Biography[edit]

Early life[edit]

Sally was born in Watertown, New York. She studied painting at the State University of New York at Albany and later studied art at Hunter College in New York where her tutors included Tony Smith (sculptor) and Robert Morris.

Sally has lived in the Britain for over 20 years; and currently works in Northampton.

Career[edit]

She is a prolific painter and committed to a rigorous work schedule. Her works have included an interactive touring exhibition in association with the University of Hertfordshire called the Wishing Ceremony. The Wishing Ceremony opened in six locations in Leicester City in 2005 and then traveled to the University of Hertfordshire and mac in Birmingham in 2006. The Wishing Ceremony is also available on-line as part of an interactive website.

Her exhibitions include Sacred Vessels at Rugby Art Gallery and Museum in Rugby, 2003; Days at The Gallery in Stratford-upon-Avon, 2002); The Naming Room at Roadmender, Northampton, 2001); Fragments of Time and Thought at Liberty (department store), London, 2000), Artjongg at the University College Northampton; Between the Lines (Ikon Touring, Birmingham 1997); and New Work (City Gallery, Leicester, 1995). Commissions include Non-Essential Signage for Arts Council England, Announcements for South and East Belfast Trust, Artkacina for firstsite in Colchester (2006) and ARTDNA for Towner in Eastbourne (2008).
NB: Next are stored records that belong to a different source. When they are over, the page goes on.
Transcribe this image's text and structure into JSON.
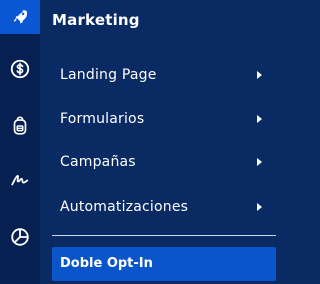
{
  "sidebar": {
    "icons": [
      {
        "name": "rocket-icon",
        "active": true
      },
      {
        "name": "dollar-icon",
        "active": false
      },
      {
        "name": "backpack-icon",
        "active": false
      },
      {
        "name": "signature-icon",
        "active": false
      },
      {
        "name": "pie-chart-icon",
        "active": false
      }
    ]
  },
  "panel": {
    "title": "Marketing",
    "items": [
      {
        "label": "Landing Page"
      },
      {
        "label": "Formularios"
      },
      {
        "label": "Campañas"
      },
      {
        "label": "Automatizaciones"
      }
    ],
    "selected_item": {
      "label": "Doble Opt-In"
    }
  },
  "colors": {
    "rail_bg": "#062052",
    "panel_bg": "#0a2a63",
    "accent": "#0a57d6",
    "text": "#ffffff"
  }
}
In 2010 Sally finished her latest work, Let's Celebrate - a new commission inspired by the London 2012 Olympic and Paralympic games. The work toured to five National Trust properties across the East Midlands throughout 2010. Comprising over 250 painted sculptures, this participatory artwork invited visitors to consider and record what they want to celebrate in life, adding their written celebrations to the installation.[citation needed]
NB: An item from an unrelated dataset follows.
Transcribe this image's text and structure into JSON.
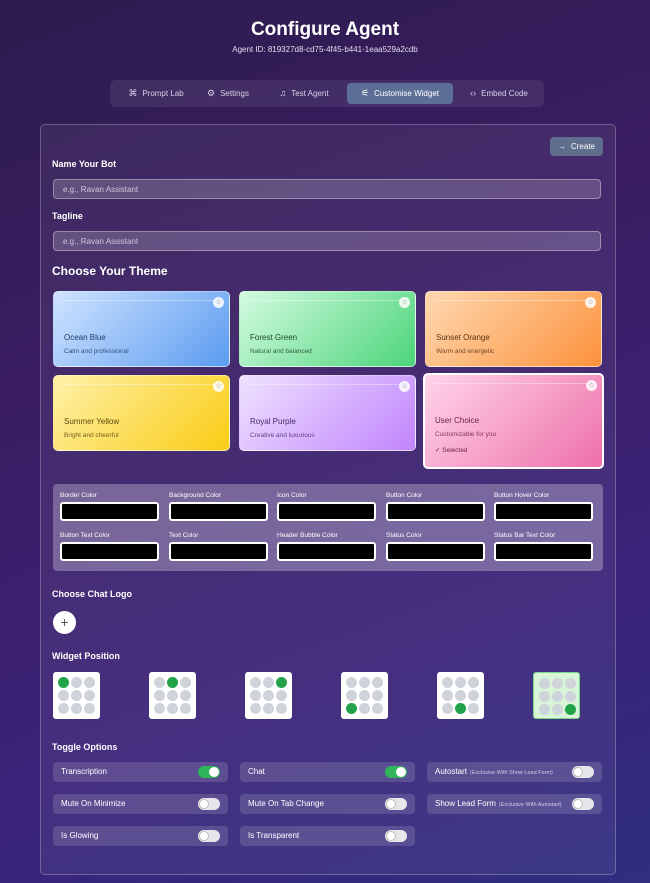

Current Work[edit]

Most recently Sally has worked on a project created in collaboration with researchers at The Wellcome Trust Sanger Institute in Cambridge [1] and funded by the National Trust, Mottisfont Abbey. This work, Being Human considered the unique make-up of humanity; what makes each and everyone of us different and equally special. The work was displayed at Mottisfont Abbey in the Autumn of 2011.

Sally Sheinman is also involved with Artists Interaction and Representation (AIR) and has recently been elected as Chair of this organisation which represents over 16,000 artists within the UK.

External links[edit]

Sally Sheinman on AIR - http://www.a-n.co.uk/air/article/2116149/778528 Sally Shienman's aRtSVP online project - http://www.a-n.co.uk/air/article/2116149/778528

References[edit]

  1. ^ "New exhibition shows some choice cuts from paper artists". Romsey Advertiser. 10 November 2011. Retrieved 11 May 2012.